US Department of Labor finds luxury apartment complex in San Jose’s historic Japantown denied maintenance workers overtime wages owed
SAN JOSE, CA – A U.S. Department of Labor’s Wage and Hour Division investigation found that the owner of a luxury apartment rental property in San Jose’s historic Japantown denied maintenance workers overtime wages, and failed to keep accurate records of employees’ earnings in violation of the Fair Labor Standards Act.
Division investigators found Miraido Village LLC – owner and operator of Miraido Village Apartments – failed to pay the workers the legally required overtime rate when they worked more than 40 hours in a workweek. Investigators found that, although the employer knew of their legal obligation to pay overtime, they deliberately violated the law and continued to pay the overtime hours at an improper rate. On average, the workers labored more than 50 hours per week.
“Employers who shortchange workers hurt the very people on whom they depend. In this case, maintenance workers served the many needs of the complex’s tenants and the property. The property’s owner chose to violate the law and has learned – as will others who willfully violate labor laws – that wage theft has very serious consequences,” said Wage and Hour District Director Susana Blanco in San Jose, California. “The Wage and Hour Division encourages employers to review their pay practices and to contact us for information about how to avoid violations of federal labor laws.”
Workers can call the Wage and Hour Division confidentially with questions – regardless of their immigration status – and the department can speak with callers in more than 200 languages.

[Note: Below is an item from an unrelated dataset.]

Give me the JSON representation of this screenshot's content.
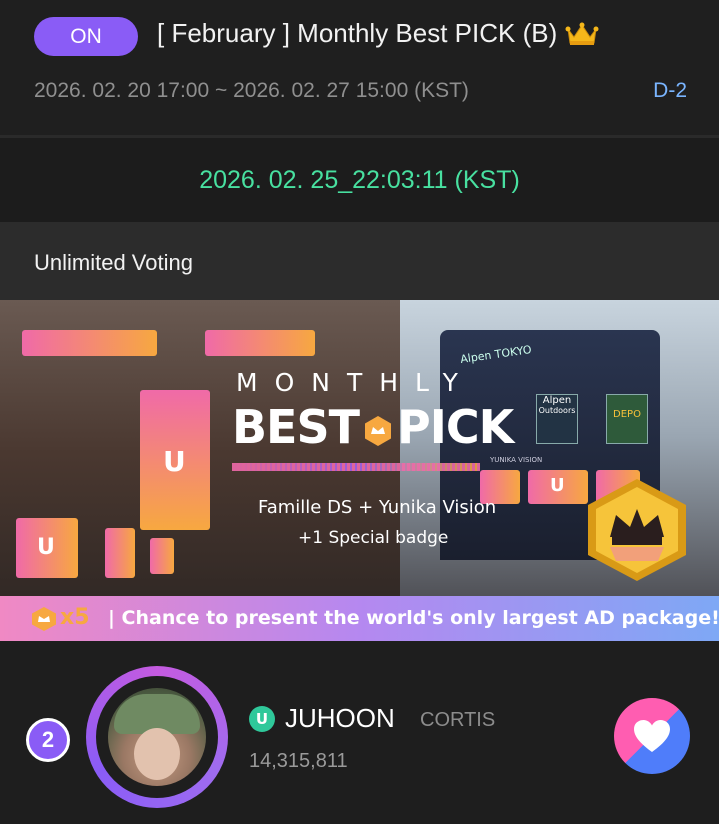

For more information about the FLSA and other laws the division enforces, contact its toll-free helpline at 866-4US-WAGE (487-9243). Learn more about the Wage and Hour Division, including a search tool to use if you think you may be owed back wages collected by the division.